*** THE RECORDS ***
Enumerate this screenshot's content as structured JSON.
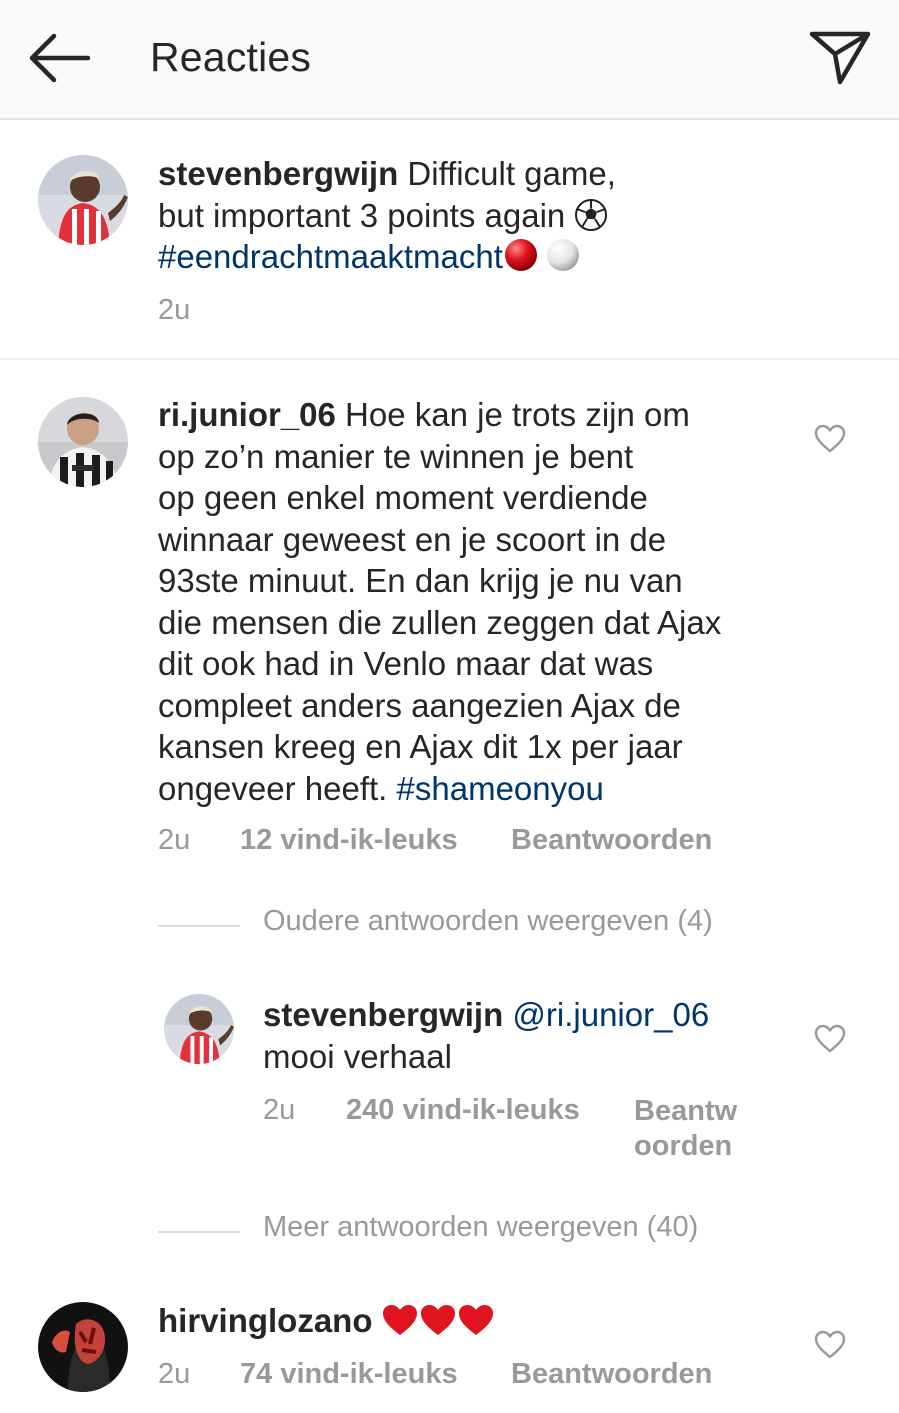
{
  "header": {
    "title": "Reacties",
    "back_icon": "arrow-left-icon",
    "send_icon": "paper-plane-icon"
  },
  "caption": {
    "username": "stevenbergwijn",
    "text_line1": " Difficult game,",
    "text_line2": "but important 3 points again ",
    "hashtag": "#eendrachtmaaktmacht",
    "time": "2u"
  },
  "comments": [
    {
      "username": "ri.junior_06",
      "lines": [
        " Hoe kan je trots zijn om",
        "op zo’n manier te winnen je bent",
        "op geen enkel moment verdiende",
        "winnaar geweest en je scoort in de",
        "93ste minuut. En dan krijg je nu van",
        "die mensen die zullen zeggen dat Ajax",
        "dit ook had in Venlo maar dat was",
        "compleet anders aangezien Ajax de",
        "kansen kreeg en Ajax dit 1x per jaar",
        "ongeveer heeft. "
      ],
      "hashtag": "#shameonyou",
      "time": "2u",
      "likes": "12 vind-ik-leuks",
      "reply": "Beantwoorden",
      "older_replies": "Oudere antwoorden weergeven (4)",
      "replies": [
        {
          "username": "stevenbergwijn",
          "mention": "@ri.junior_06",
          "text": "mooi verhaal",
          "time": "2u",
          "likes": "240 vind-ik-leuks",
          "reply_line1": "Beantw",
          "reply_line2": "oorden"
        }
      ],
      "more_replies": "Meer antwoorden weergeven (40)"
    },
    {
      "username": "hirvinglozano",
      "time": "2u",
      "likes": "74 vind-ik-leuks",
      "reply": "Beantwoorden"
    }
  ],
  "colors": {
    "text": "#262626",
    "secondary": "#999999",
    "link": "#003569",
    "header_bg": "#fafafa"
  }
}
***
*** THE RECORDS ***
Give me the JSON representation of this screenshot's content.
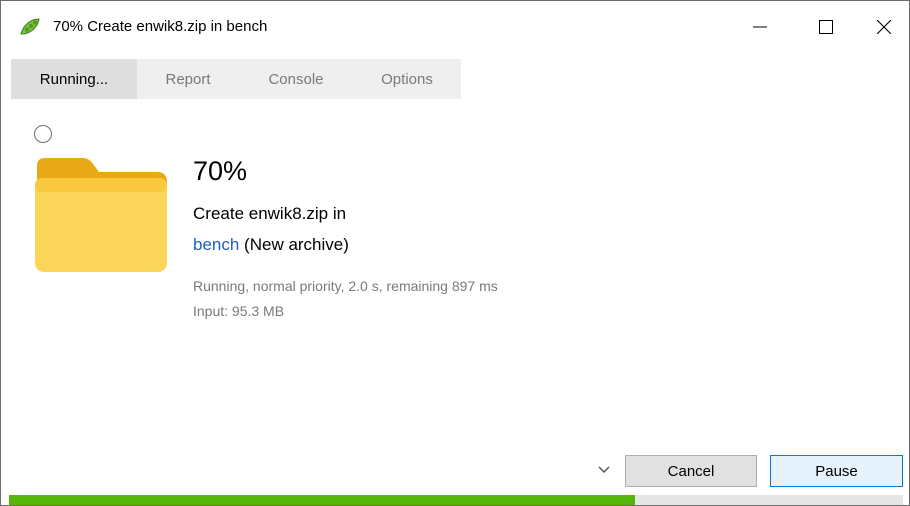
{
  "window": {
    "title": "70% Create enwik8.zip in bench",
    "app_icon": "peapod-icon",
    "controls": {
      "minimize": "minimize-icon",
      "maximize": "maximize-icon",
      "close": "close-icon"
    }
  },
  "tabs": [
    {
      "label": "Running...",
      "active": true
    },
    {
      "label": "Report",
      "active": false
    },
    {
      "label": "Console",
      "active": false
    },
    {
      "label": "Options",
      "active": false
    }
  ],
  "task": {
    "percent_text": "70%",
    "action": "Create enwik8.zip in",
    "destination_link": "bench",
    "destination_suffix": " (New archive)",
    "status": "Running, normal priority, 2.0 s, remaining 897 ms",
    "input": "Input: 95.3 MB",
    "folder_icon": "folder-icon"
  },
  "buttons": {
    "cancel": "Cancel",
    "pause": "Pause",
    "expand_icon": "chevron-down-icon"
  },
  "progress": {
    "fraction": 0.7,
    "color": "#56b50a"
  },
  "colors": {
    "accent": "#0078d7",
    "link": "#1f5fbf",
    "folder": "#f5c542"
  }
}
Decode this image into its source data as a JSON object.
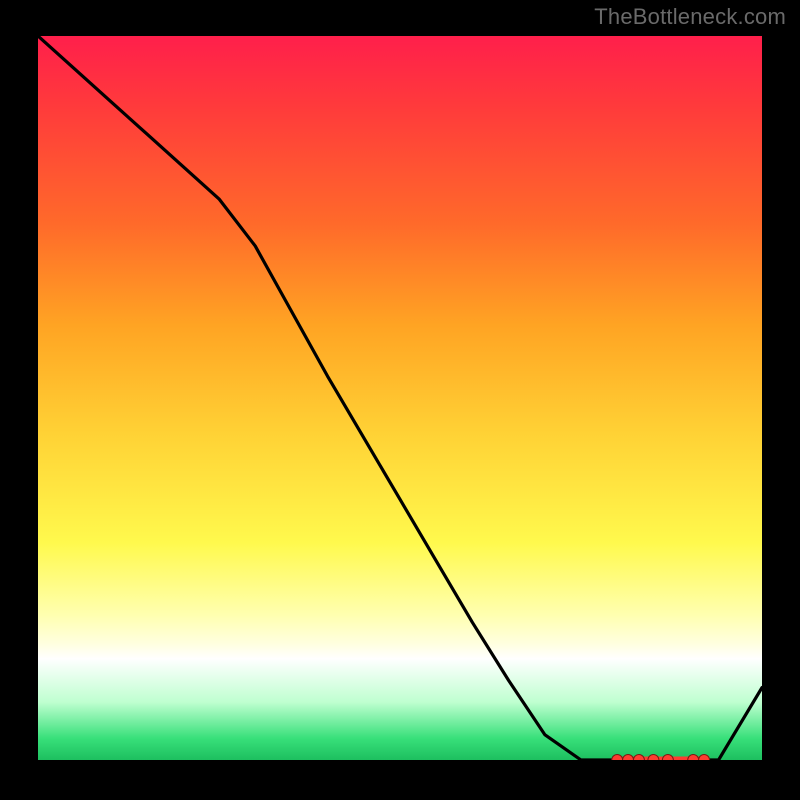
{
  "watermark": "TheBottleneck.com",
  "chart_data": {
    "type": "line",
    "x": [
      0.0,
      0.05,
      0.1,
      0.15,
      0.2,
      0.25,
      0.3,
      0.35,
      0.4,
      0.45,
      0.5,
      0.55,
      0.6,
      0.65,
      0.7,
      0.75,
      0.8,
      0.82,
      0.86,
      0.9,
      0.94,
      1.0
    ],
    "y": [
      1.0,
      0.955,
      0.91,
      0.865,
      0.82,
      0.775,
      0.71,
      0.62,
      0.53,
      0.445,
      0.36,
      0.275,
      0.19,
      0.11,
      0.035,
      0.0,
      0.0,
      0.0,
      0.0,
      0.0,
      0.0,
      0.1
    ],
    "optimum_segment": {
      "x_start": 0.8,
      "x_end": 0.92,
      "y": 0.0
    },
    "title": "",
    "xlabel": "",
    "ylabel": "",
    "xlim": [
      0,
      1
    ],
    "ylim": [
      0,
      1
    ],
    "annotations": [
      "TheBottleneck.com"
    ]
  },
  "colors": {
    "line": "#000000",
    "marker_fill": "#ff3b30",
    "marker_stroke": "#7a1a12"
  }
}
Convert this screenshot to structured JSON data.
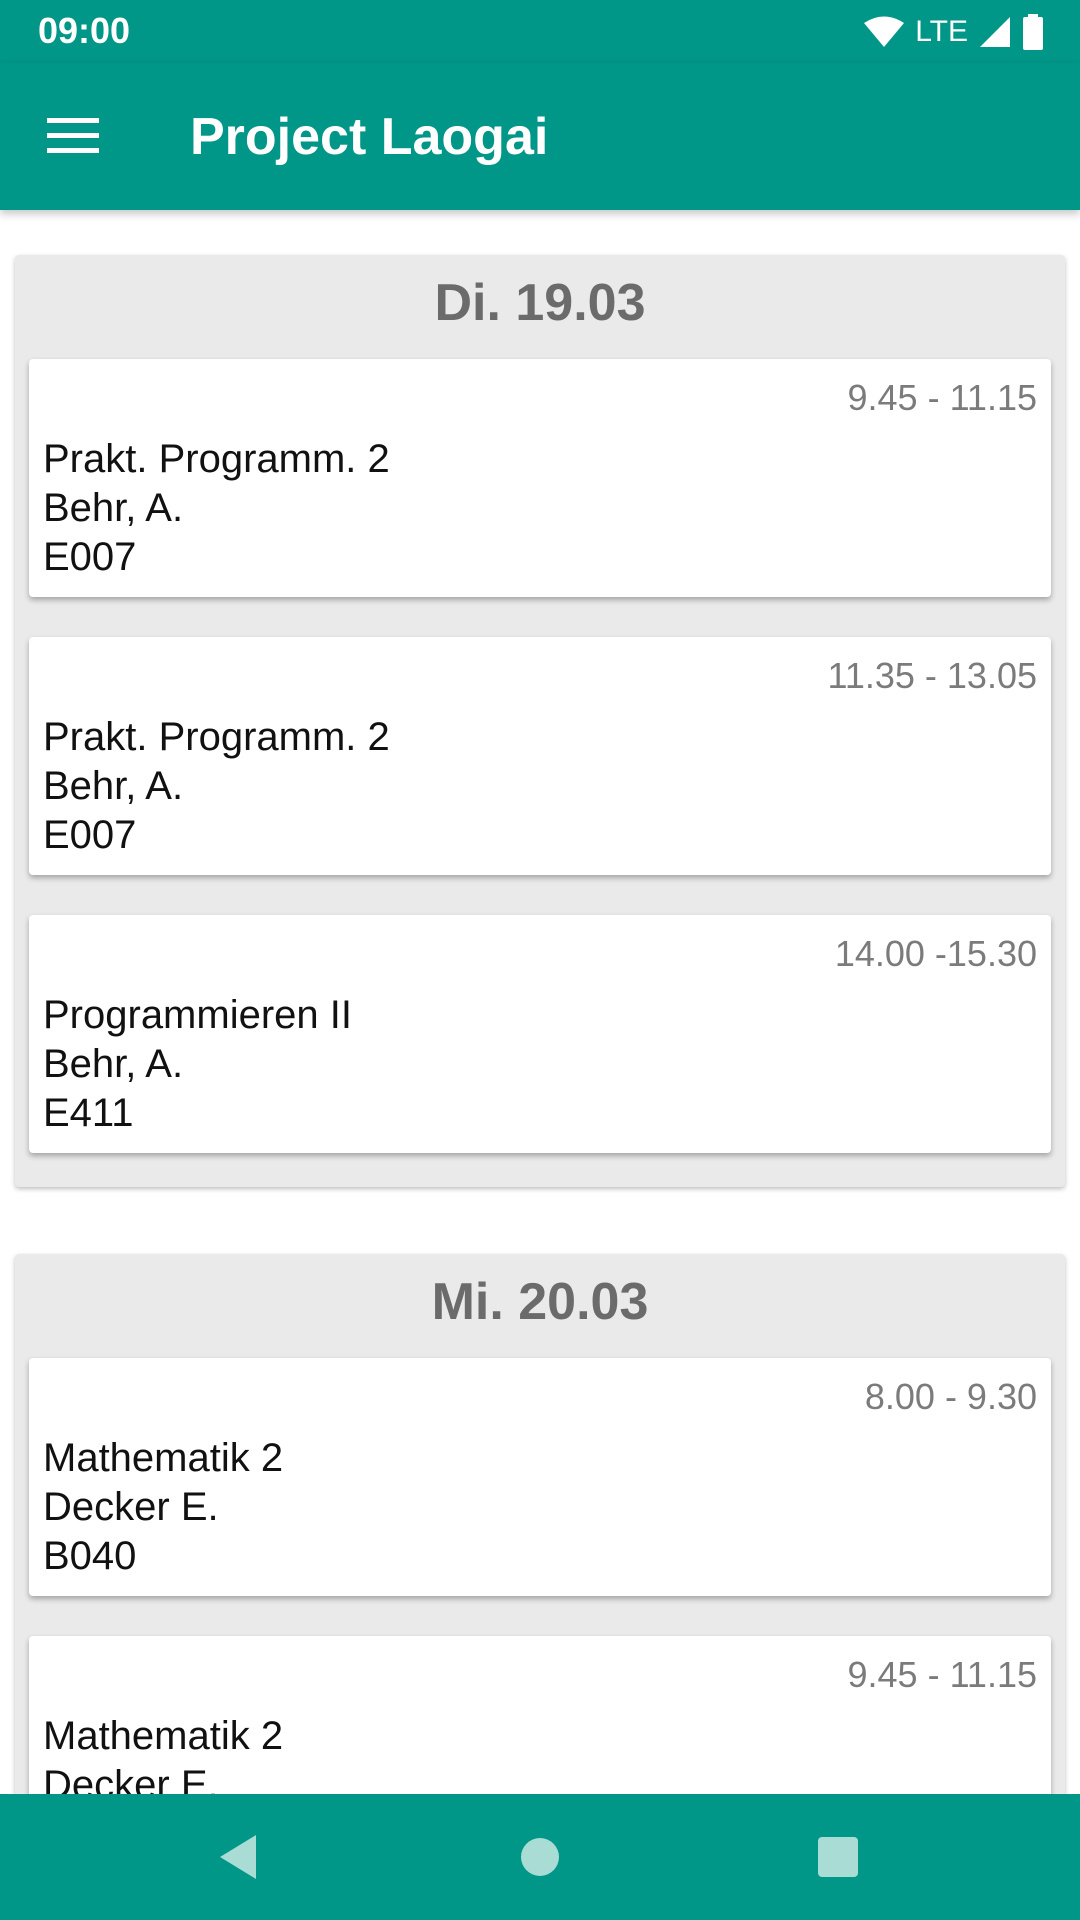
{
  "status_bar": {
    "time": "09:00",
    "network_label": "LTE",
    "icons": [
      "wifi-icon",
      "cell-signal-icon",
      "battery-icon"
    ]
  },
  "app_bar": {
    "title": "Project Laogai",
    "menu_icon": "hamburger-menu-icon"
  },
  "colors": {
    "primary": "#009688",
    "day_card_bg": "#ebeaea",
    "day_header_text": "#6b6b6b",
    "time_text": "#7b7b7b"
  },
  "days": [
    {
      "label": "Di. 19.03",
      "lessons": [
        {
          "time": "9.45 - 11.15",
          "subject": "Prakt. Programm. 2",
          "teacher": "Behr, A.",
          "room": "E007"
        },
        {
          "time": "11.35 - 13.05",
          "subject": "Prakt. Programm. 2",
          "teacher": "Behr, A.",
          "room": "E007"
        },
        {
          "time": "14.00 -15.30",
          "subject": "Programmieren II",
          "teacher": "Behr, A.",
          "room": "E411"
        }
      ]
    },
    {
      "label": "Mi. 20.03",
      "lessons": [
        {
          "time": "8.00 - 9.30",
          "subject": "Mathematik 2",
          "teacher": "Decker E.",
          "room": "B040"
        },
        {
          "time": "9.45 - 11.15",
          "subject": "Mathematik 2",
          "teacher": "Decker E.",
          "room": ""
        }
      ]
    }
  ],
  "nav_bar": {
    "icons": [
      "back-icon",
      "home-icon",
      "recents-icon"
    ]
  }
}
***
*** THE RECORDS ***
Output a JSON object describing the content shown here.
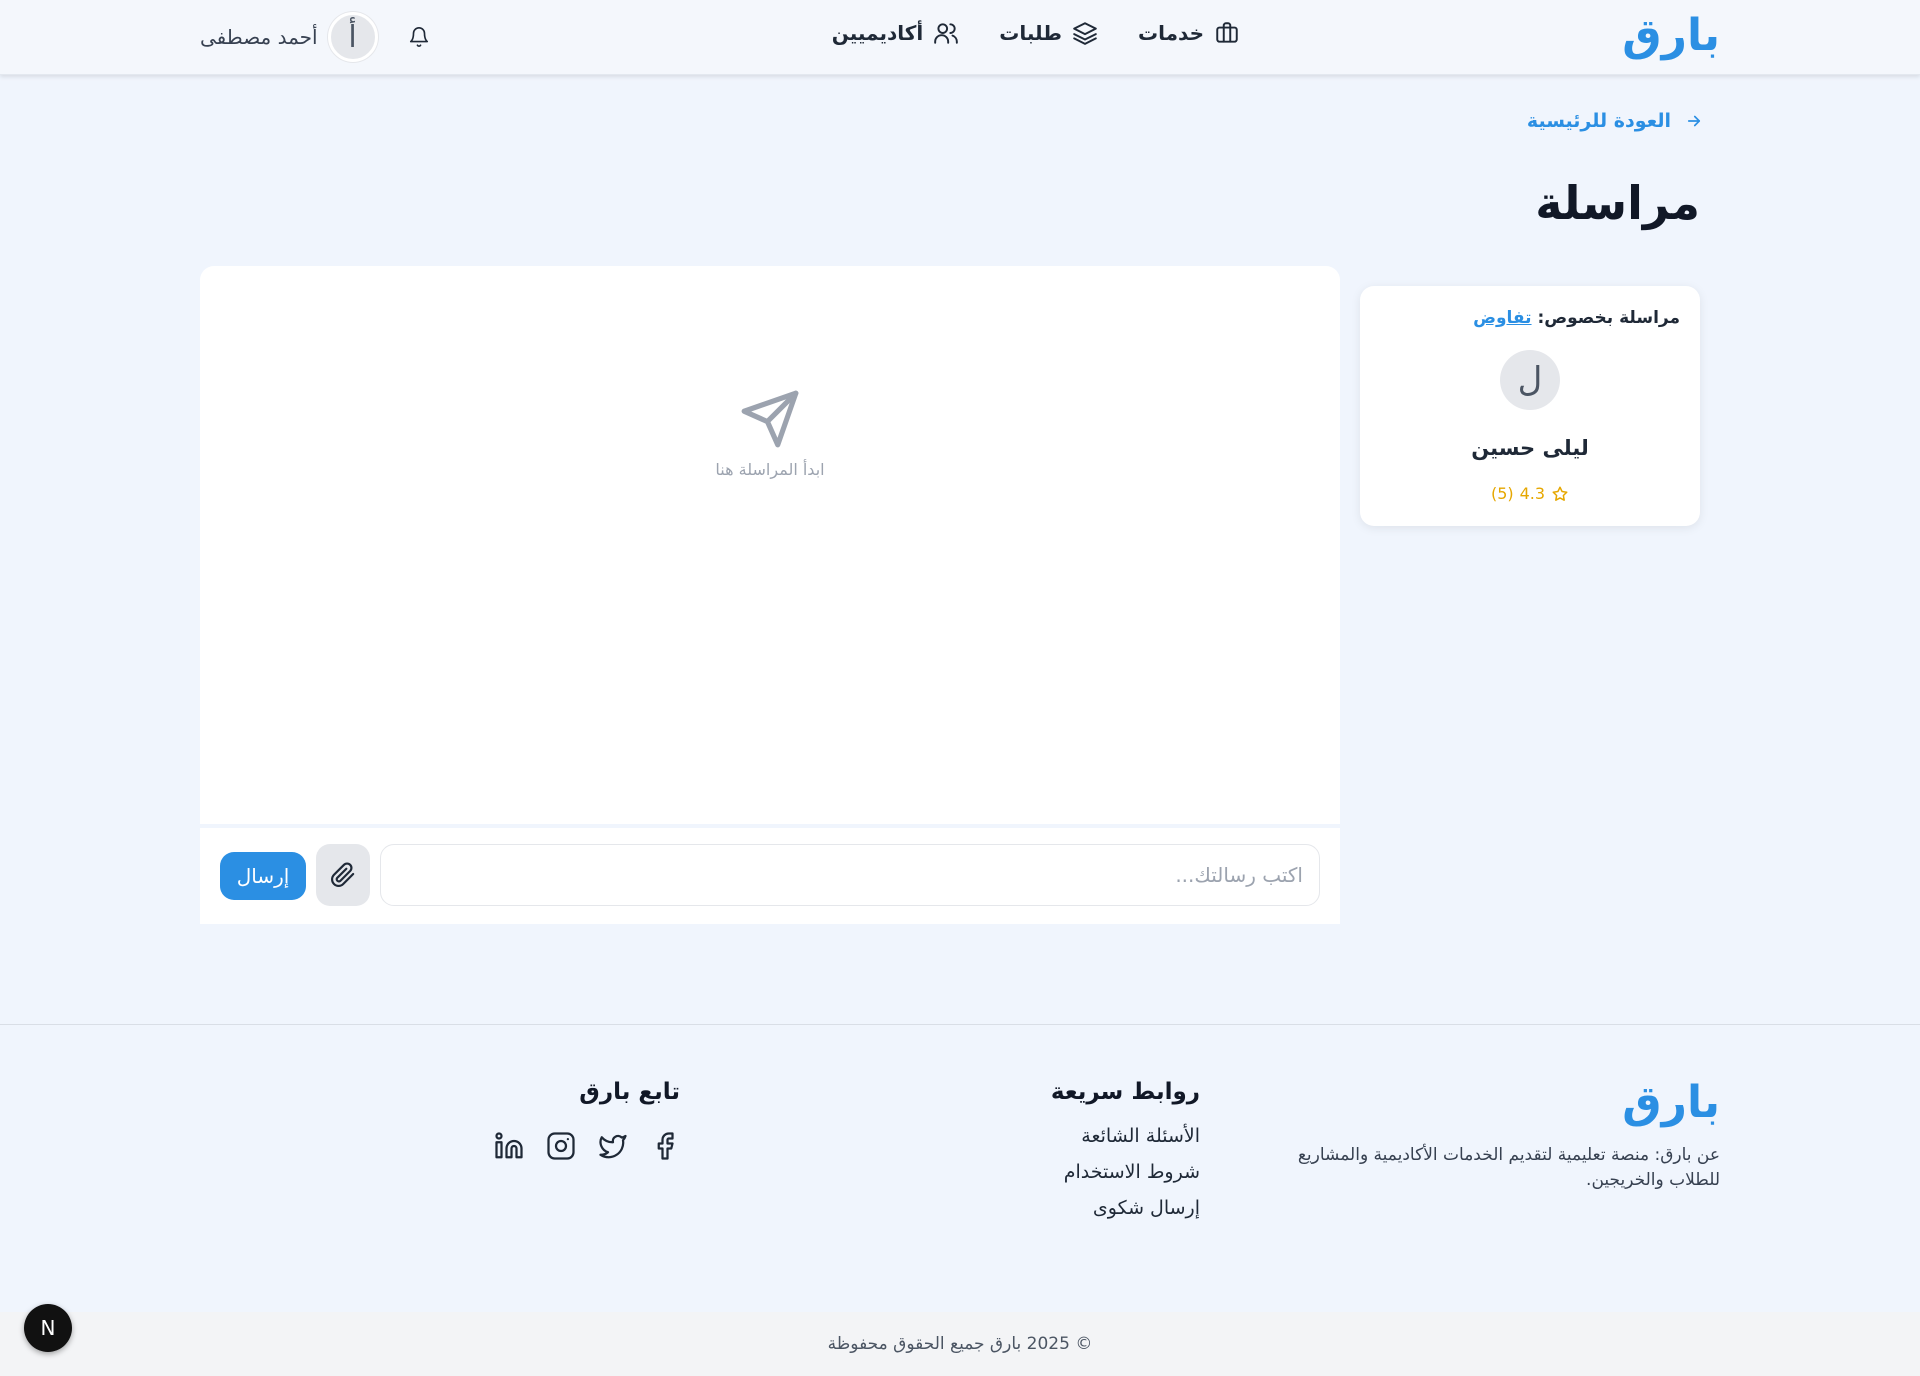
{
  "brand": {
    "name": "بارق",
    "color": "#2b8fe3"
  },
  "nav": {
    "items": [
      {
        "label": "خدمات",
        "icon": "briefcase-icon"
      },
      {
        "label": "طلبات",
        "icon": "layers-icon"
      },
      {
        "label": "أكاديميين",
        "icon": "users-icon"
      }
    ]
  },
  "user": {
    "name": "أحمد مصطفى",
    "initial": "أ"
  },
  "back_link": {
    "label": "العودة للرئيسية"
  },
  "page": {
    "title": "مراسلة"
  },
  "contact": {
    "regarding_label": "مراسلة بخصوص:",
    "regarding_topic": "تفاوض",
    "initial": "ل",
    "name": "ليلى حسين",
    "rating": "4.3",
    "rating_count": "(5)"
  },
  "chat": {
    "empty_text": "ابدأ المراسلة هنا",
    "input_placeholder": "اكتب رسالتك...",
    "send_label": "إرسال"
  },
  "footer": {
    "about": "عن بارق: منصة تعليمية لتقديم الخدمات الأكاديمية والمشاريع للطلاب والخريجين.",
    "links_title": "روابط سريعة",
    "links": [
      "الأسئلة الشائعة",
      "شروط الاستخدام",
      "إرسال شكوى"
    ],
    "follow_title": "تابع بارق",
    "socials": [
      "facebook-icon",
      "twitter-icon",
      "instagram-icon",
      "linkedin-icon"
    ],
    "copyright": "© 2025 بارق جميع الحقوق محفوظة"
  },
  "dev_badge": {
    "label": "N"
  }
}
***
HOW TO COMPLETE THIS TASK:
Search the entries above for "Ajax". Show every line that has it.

RESPONSE TO THE EXERCISE:
        "die mensen die zullen zeggen dat Ajax",
        "compleet anders aangezien Ajax de",
        "kansen kreeg en Ajax dit 1x per jaar",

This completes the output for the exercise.